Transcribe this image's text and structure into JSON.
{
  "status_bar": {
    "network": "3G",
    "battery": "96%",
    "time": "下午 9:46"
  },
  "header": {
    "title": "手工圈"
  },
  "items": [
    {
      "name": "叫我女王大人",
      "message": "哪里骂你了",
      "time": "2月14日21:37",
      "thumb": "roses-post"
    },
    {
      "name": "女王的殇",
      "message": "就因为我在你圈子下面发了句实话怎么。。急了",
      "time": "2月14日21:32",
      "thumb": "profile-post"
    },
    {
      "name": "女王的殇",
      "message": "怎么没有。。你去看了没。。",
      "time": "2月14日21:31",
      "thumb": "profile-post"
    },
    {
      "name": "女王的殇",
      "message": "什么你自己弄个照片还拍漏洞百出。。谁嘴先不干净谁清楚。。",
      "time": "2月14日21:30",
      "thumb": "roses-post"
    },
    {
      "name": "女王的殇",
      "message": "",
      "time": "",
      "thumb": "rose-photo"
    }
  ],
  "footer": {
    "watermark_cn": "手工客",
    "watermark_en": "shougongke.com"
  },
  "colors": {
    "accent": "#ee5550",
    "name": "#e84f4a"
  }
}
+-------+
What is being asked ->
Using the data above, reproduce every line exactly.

Result ->
Transcribe this image's text and structure into JSON.
{
  "status_bar": {
    "network": "3G",
    "battery": "96%",
    "time": "下午 9:46"
  },
  "header": {
    "title": "手工圈"
  },
  "items": [
    {
      "name": "叫我女王大人",
      "message": "哪里骂你了",
      "time": "2月14日21:37",
      "thumb": "roses-post"
    },
    {
      "name": "女王的殇",
      "message": "就因为我在你圈子下面发了句实话怎么。。急了",
      "time": "2月14日21:32",
      "thumb": "profile-post"
    },
    {
      "name": "女王的殇",
      "message": "怎么没有。。你去看了没。。",
      "time": "2月14日21:31",
      "thumb": "profile-post"
    },
    {
      "name": "女王的殇",
      "message": "什么你自己弄个照片还拍漏洞百出。。谁嘴先不干净谁清楚。。",
      "time": "2月14日21:30",
      "thumb": "roses-post"
    },
    {
      "name": "女王的殇",
      "message": "",
      "time": "",
      "thumb": "rose-photo"
    }
  ],
  "footer": {
    "watermark_cn": "手工客",
    "watermark_en": "shougongke.com"
  },
  "colors": {
    "accent": "#ee5550",
    "name": "#e84f4a"
  }
}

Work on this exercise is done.